He also reveals himself through the Bible. I highly encourage you to read it carefully, even if it is just so you can be more effective at criticizing us.
Something being right, or not wrong, in a book doesn’t make everything the book claims correct. Lots of stars, yes. Doesn’t prove that the bits about a god are true.
I agree. My claim wasn’t that one true statement makes everything in the book true. It was merely that this was a rather significant claim and one that, in my experience, is completely (and conveniently?) ignored by skeptics.
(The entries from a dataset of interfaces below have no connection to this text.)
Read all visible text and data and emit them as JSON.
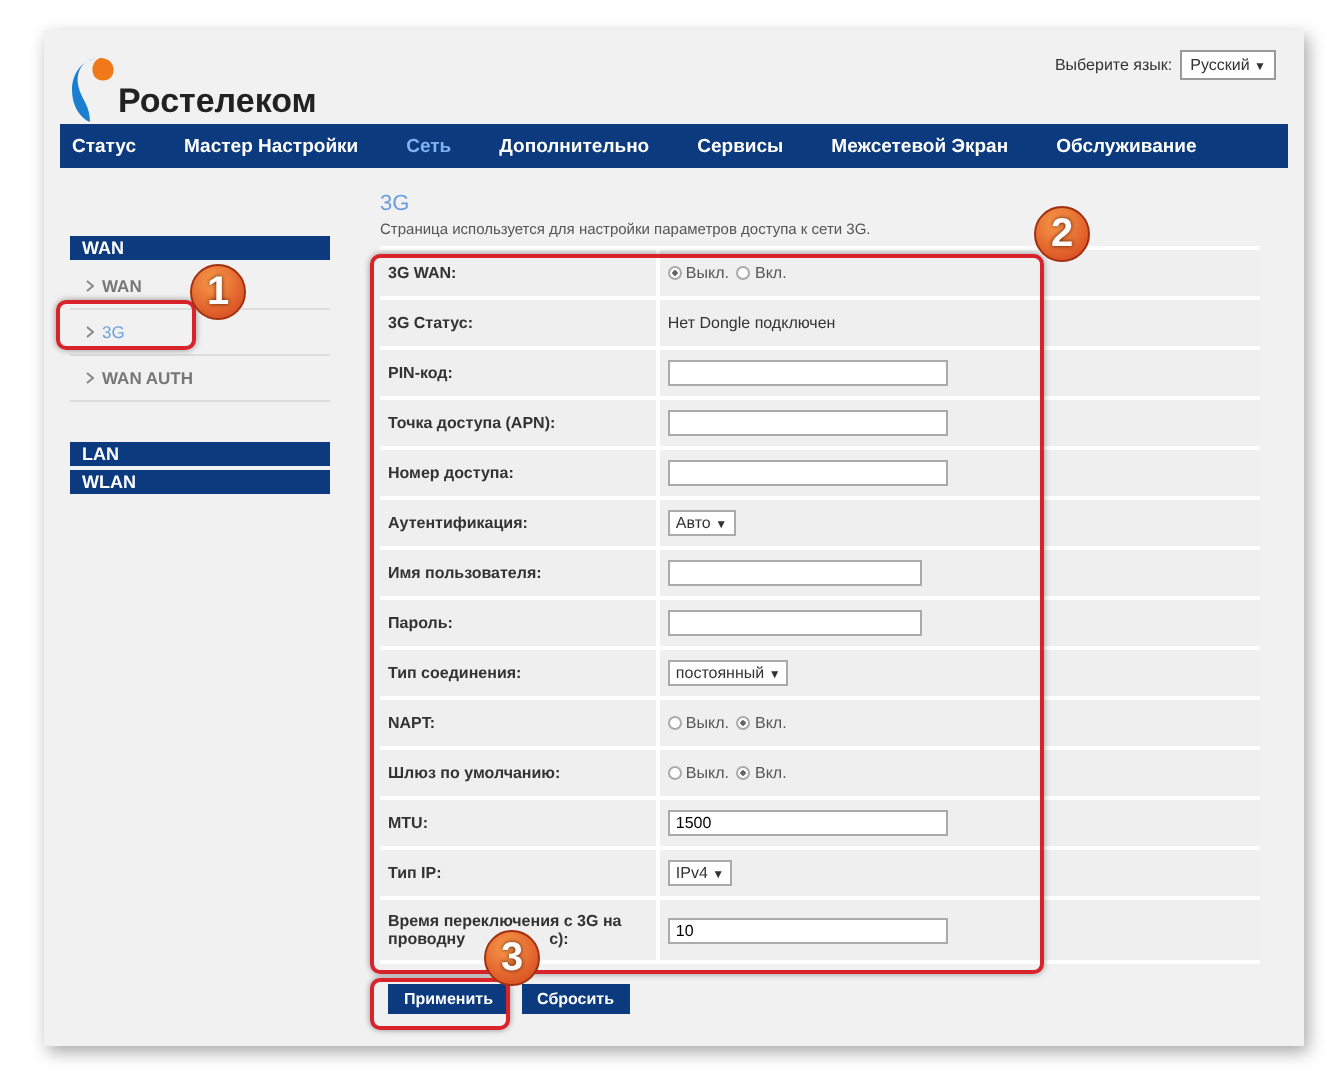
{
  "header": {
    "brand": "Ростелеком",
    "language_label": "Выберите язык:",
    "language": "Русский",
    "language_arrow": "▼"
  },
  "nav": [
    {
      "label": "Статус",
      "selected": false
    },
    {
      "label": "Мастер Настройки",
      "selected": false
    },
    {
      "label": "Сеть",
      "selected": true
    },
    {
      "label": "Дополнительно",
      "selected": false
    },
    {
      "label": "Сервисы",
      "selected": false
    },
    {
      "label": "Межсетевой Экран",
      "selected": false
    },
    {
      "label": "Обслуживание",
      "selected": false
    }
  ],
  "sidebar": [
    {
      "label": "WAN",
      "children": [
        {
          "label": "WAN",
          "selected": false
        },
        {
          "label": "3G",
          "selected": true
        },
        {
          "label": "WAN AUTH",
          "selected": false
        }
      ]
    },
    {
      "label": "LAN"
    },
    {
      "label": "WLAN"
    }
  ],
  "page": {
    "title": "3G",
    "description": "Страница используется для настройки параметров доступа к сети 3G."
  },
  "form": [
    {
      "kind": "radio",
      "label": "3G WAN:",
      "options": [
        {
          "label": "Выкл.",
          "selected": true
        },
        {
          "label": "Вкл.",
          "selected": false
        }
      ]
    },
    {
      "kind": "text",
      "label": "3G Статус:",
      "value": "Нет Dongle подключен"
    },
    {
      "kind": "input",
      "label": "PIN-код:",
      "wide": true
    },
    {
      "kind": "input",
      "label": "Точка доступа (APN):",
      "wide": true
    },
    {
      "kind": "input",
      "label": "Номер доступа:",
      "wide": true
    },
    {
      "kind": "select",
      "label": "Аутентификация:",
      "value": "Авто",
      "arrow": "▼"
    },
    {
      "kind": "input",
      "label": "Имя пользователя:",
      "wide": false
    },
    {
      "kind": "input",
      "label": "Пароль:",
      "wide": false
    },
    {
      "kind": "select",
      "label": "Тип соединения:",
      "value": "постоянный",
      "arrow": "▼"
    },
    {
      "kind": "radio",
      "label": "NAPT:",
      "options": [
        {
          "label": "Выкл.",
          "selected": false
        },
        {
          "label": "Вкл.",
          "selected": true
        }
      ]
    },
    {
      "kind": "radio",
      "label": "Шлюз по умолчанию:",
      "options": [
        {
          "label": "Выкл.",
          "selected": false
        },
        {
          "label": "Вкл.",
          "selected": true
        }
      ]
    },
    {
      "kind": "input",
      "label": "MTU:",
      "value": "1500",
      "wide": true
    },
    {
      "kind": "select",
      "label": "Тип IP:",
      "value": "IPv4",
      "arrow": "▼"
    },
    {
      "kind": "input",
      "label": "Время переключения с 3G на",
      "label_2": "проводну",
      "label_end": "с):",
      "value": "10",
      "wide": true
    }
  ],
  "buttons": [
    "Применить",
    "Сбросить"
  ],
  "annotations": [
    "1",
    "2",
    "3"
  ]
}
Seems like in fairness they’d want to give some credit for it.
On the flip side, I assume you’d agree that even if a book contained errors that other parts could be true and would have to be evaluated as such. I believe in the inerrancy of the original writings of the Bible, but I don’t need to prove that to share the good news of Jesus’ life, death and resurrection with people. We have plenty of evidence to point to.
The point of this post is spot-on — it’s a good point which I hadn’t paid much attention to in the past. “Bronze-age” does seem like a lazy slur. The fact that it is used doesn’t mean the people who are using it are wrong, either, but yes, it’s lazy.
Thanks, I appreciate that. I don’t like when either side uses cheap sound bites to dismiss the others.
If there was a god defining good and evil, it’s just as arbitrary as man defining it. If there is some notion of good that is higher than a god, then god isn’t defining it. So which is it?
I think you may be referring to something known as the Euthryphro Dilemma (I’m sure I misspelled that!). The answer is that God doesn’t “make” good and He also doesn’t sit under “good” in the sense that He is under authority to some standard. Good is simply part of his essence.
Plus, christians regularly “redefine what is good” themselves, in theory, by overriding god/Jesus in the bible, by (rightly!) ignoring the morally repugnant parts of the bible. So is god actually god or not?
I look at it differently. God is good, all the time. It is part of his essence. In our fallen nature we may misunderstand him, but that doesn’t mean He isn’t good.
There are plenty of morally repugnant things in the Bible, as an overarching theme is that we are fallen sinners in desperate need of a Savior. The Bible records many such acts. But God is perfectly holy and sovereign and just, so He can punish as He sees fit.